And that's how it ends, after a high-scoring, vein-popping extra time that provided the variety of heartbreak we never would have expected over the first 90: the sense that they could have done it. But that's the World Cup—could've-should'ves may provide moral victories, but they don't keep you warm for four years.
The shortest explanation is the one everyone offered as a tournament preview—the U.S. were outclassed, kept in it only by the magic of Tim Howard. The Americans seemed incapable of bringing down or controlling a ball in the midfield, and struggled to create much, save a point-blank miss that will haunt Chris Wondolowski for the rest of his life. Howard tallied 16 saves, a World Cup record that goes back at least as far as when they started counting saves.
Things went sideways in extra time. The insanely talented Romelu Lukaku, benched for his attitude and certainly not for his skill, came on. That's unfair. A fresh Lukaku entering in the 90th minute should be illegal. The defense, which had bent all match, finally broke. Lukaku set up one and scored the second, and it sent everyone scrambling to settle their bar tabs.
The second half of extra time belonged to the Americans. Maybe it would have been easier to take if they'd gone out meekly, beaten soundly by a better team. It didn't shake out that way. A minute in, Bradley set up the 19-year-old Julian Green to get the U.S. onto the scoreboard, and for the first time, gave them something resembling hope. The remaining 15 minutes (just one minute of stoppage time?!) saw the Belgians turtling, the U.S. coming in waves, and a number of legitimately great chances. Any one—especially Clint Dempsey slipping behind the wall on a beautiful set piece—could have gone in, would have been the biggest goal in U.S. soccer history.

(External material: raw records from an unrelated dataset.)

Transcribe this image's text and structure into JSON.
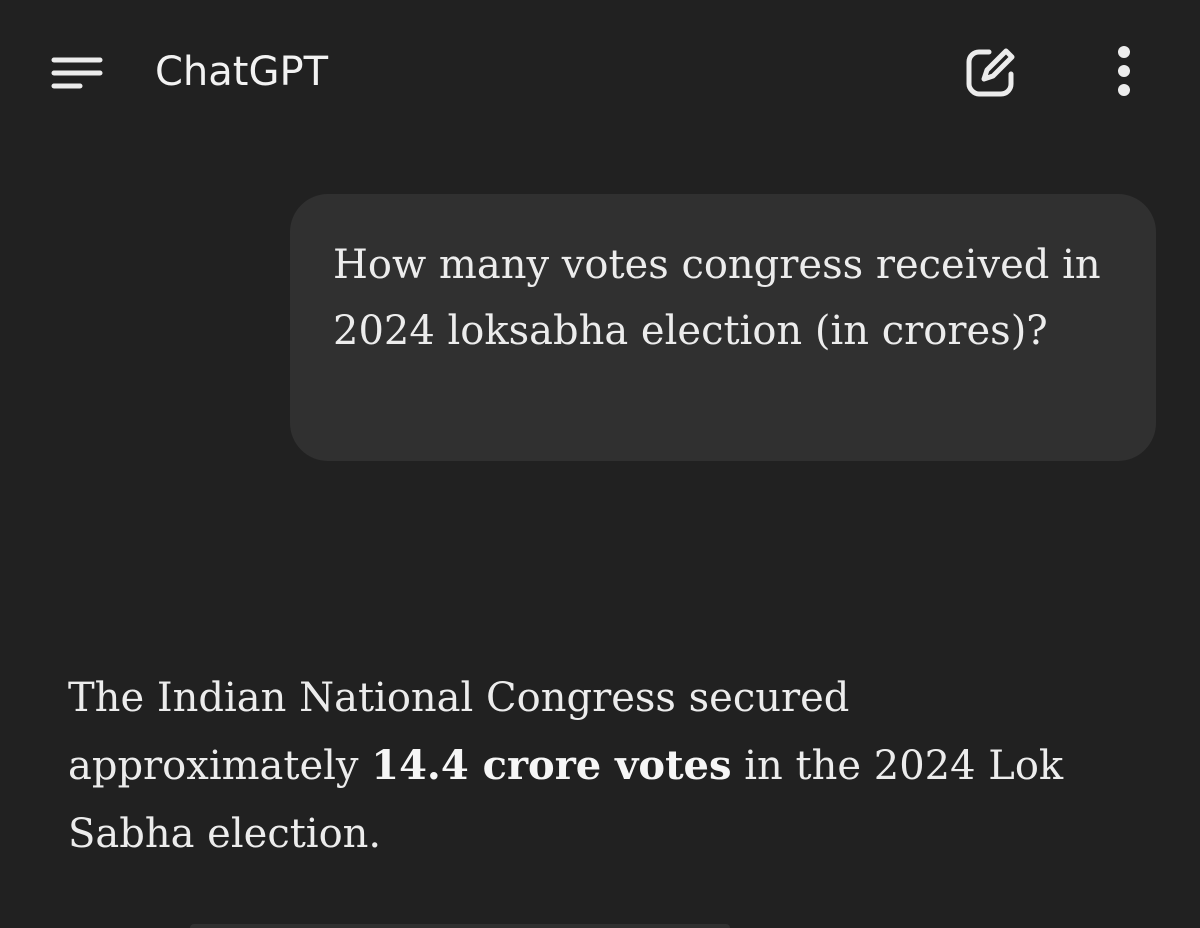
{
  "app": {
    "title": "ChatGPT",
    "icons": {
      "menu": "menu-icon",
      "new_chat": "edit-icon",
      "more": "more-vertical-icon"
    }
  },
  "conversation": {
    "user_message": "How many votes congress received in 2024 loksabha election (in crores)?",
    "assistant_message": {
      "before": "The Indian National Congress secured approximately ",
      "bold": "14.4 crore votes",
      "after": " in the 2024 Lok Sabha election."
    }
  },
  "colors": {
    "background": "#212121",
    "user_bubble": "#303030",
    "text": "#ececec"
  }
}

None went in. Belgium move on. The U.S. go home. Nothing to be ashamed of, but plenty to stew over. International soccer leaves you with great memories, but just as many regrets. It's like that for 31 countries. We're not the only ones hurting.
Now's the time to be miserable and feel sorry for ourselves. Go ahead and sulk and savor; you know it's a million times worse for the players.
We'll have a lot more on this later on. But: Julian Green is going to run the world in 2018. Believe.